Search results for "Natural Resources Regional Plan"

33 results, displaying page 2 of 4

  1. Natural character of braided rivers

    With historical use and development, the ecological and biodiversity values of Canterbury’s braided rivers have deteriorated over time. Their ecosystems and habitats are threatened by weeds and predators, land use change, river control works, low flows due to water takes, and damage through recreational activities.

    Under the Canterbury Water Management Strategy (CWMS), goals were set to help make a difference to our environment and how natural resources are managed. Environment Canterbury repor…
  2. Policy and regulation

    We set a number of rules relating to the storage, application and disposal of waste and hazardous substances in Canterbury.
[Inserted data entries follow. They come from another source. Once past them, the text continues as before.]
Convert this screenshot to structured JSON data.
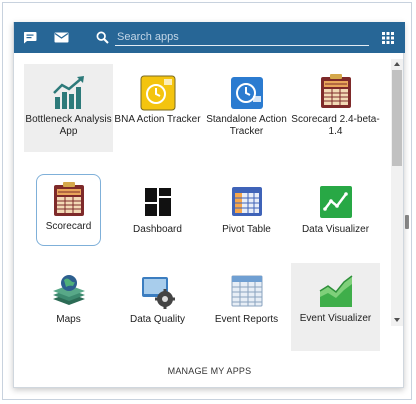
{
  "header": {
    "search": {
      "placeholder": "Search apps",
      "value": ""
    },
    "icons": {
      "messages": "chat-bubble-icon",
      "mail": "envelope-icon",
      "search": "magnifier-icon",
      "apps": "grid-icon"
    },
    "bar_color": "#276696"
  },
  "apps": [
    {
      "label": "Bottleneck Analysis App",
      "icon": "rising-bar-chart-icon",
      "state": "hover"
    },
    {
      "label": "BNA Action Tracker",
      "icon": "yellow-clock-icon",
      "state": "normal"
    },
    {
      "label": "Standalone Action Tracker",
      "icon": "blue-clock-icon",
      "state": "normal"
    },
    {
      "label": "Scorecard 2.4-beta-1.4",
      "icon": "scorecard-icon",
      "state": "normal"
    },
    {
      "label": "Scorecard",
      "icon": "scorecard-icon",
      "state": "selected"
    },
    {
      "label": "Dashboard",
      "icon": "dashboard-icon",
      "state": "normal"
    },
    {
      "label": "Pivot Table",
      "icon": "pivot-table-icon",
      "state": "normal"
    },
    {
      "label": "Data Visualizer",
      "icon": "line-chart-icon",
      "state": "normal"
    },
    {
      "label": "Maps",
      "icon": "layered-globe-icon",
      "state": "normal"
    },
    {
      "label": "Data Quality",
      "icon": "gear-monitor-icon",
      "state": "normal"
    },
    {
      "label": "Event Reports",
      "icon": "spreadsheet-icon",
      "state": "normal"
    },
    {
      "label": "Event Visualizer",
      "icon": "area-chart-icon",
      "state": "hover"
    }
  ],
  "footer": {
    "manage_label": "MANAGE MY APPS"
  },
  "colors": {
    "accent": "#276696",
    "selected_border": "#7fb0d9",
    "hover_bg": "#eeeeee"
  }
}
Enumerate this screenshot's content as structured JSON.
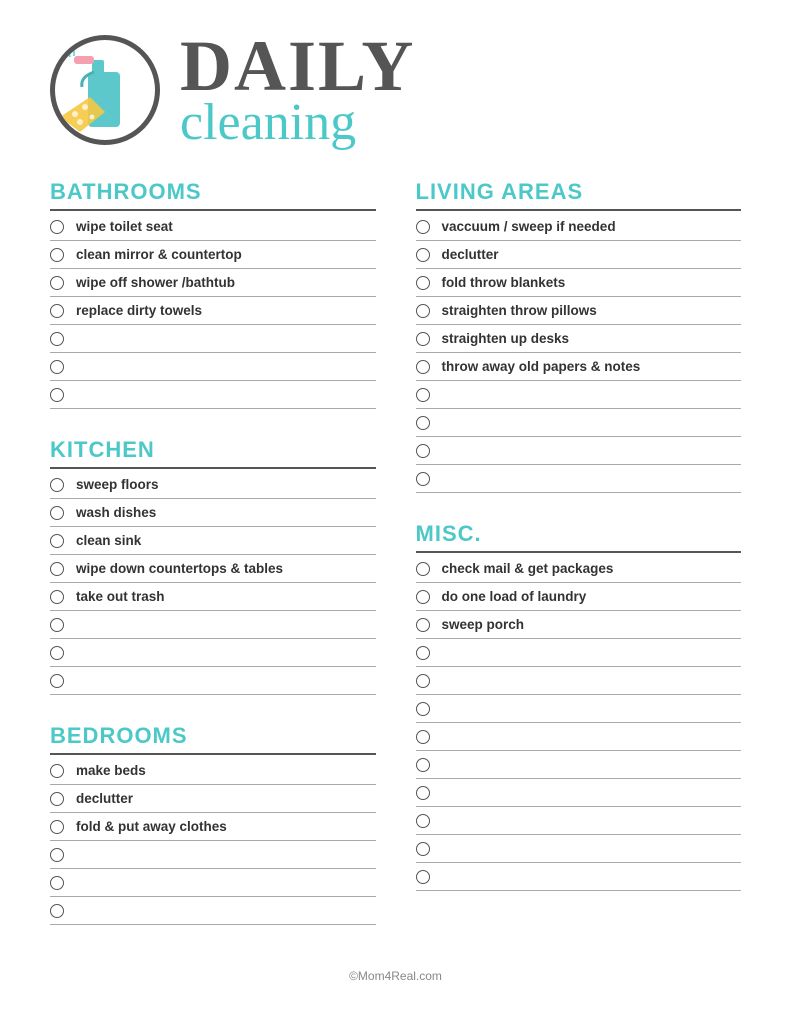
{
  "header": {
    "title_main": "DAILY",
    "title_sub": "cleaning"
  },
  "sections": {
    "left": [
      {
        "id": "bathrooms",
        "title": "BATHROOMS",
        "items": [
          "wipe toilet seat",
          "clean mirror & countertop",
          "wipe off shower /bathtub",
          "replace dirty towels",
          "",
          "",
          ""
        ]
      },
      {
        "id": "kitchen",
        "title": "KITCHEN",
        "items": [
          "sweep floors",
          "wash dishes",
          "clean sink",
          "wipe down countertops & tables",
          "take out trash",
          "",
          "",
          ""
        ]
      },
      {
        "id": "bedrooms",
        "title": "BEDROOMS",
        "items": [
          "make beds",
          "declutter",
          "fold & put away clothes",
          "",
          "",
          ""
        ]
      }
    ],
    "right": [
      {
        "id": "living-areas",
        "title": "LIVING AREAS",
        "items": [
          "vaccuum / sweep if needed",
          "declutter",
          "fold throw blankets",
          "straighten throw pillows",
          "straighten up desks",
          "throw away old papers & notes",
          "",
          "",
          "",
          ""
        ]
      },
      {
        "id": "misc",
        "title": "MISC.",
        "items": [
          "check mail & get packages",
          "do one load of laundry",
          "sweep porch",
          "",
          "",
          "",
          "",
          "",
          "",
          "",
          "",
          ""
        ]
      }
    ]
  },
  "footer": {
    "text": "©Mom4Real.com"
  }
}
    Our rules are guided by several pieces of national strategy and legislation, listed below, which outline local government and central government responsibilities.

    Many of Environment Canterbury's rules relate to permitted activities, which means you don't need a resource consent as long as you meet certain conditions.

    Whether it is a permitted activity or it ne…
  3. Biodiversity and Biosecurity | Te Rerenga Rauropi me Te Whakahaumaru Rauropi

    We play a significant role in ensuring a thriving and resilient Canterbury region based on a natural environment that supports cultural, physical and economic wellbeing for all.   

    There are five work programmes in this portfolio:  

    Leading and partnering for biodiversity outcomes
    Regional pest management
    Priority habitats and wetland protection
    Braided River Revival/Whakahaumanu Ngā Awa ā Pākihi
    Me Uru Rākau.

    Leading and partnering for biodiversity outcomes 
    Working with others on a shared r…
  4. Irrigated land area

    Increasing reliability for irrigated areas requires progress to be made in water management at farm and scheme level. The goals for irrigated area and reliability will be refined through:

    the regional storage plan and zone implementation programmes
    more definite location-specific knowledge on the potential for efficiency improvements
    testing infrastructure proposals against the fundamental principles
    setting environmental limits
    refining financial viability and funding mechanisms.

    Under the Ca…
  5. Ngāi Tahu and the consent process

    We have a legal responsibility under the Local Government Act 2002, the Resource Management Act 1991 and within the resource consent process to take account of tangata whenua with regard to the management of natural resources. Te Rūnanga o Ngāi Tahu is the statutory authority representing iwi members and includes ten local rūnanga within Canterbury, known as Papatipu Rūnanga.

    If you have any queries about Te Rūnanga o Ngāi Tahu and Papatipu Rūnanga within the resource consent process, including…
  6. Drinking water

    The quality and quantity of drinking water supplies depends on the management of point sources and non-point sources of contaminants in drinking water supply catchments and aquifers, land-use in the catchment or recharge area and on the treatment provided by the territorial authority.

    Under the Canterbury Water Management Strategy (CWMS), goals were set to help make a difference to our environment and how natural resources are managed. Environment Canterbury reports on progress on behalf of CWM…

1 2 3 4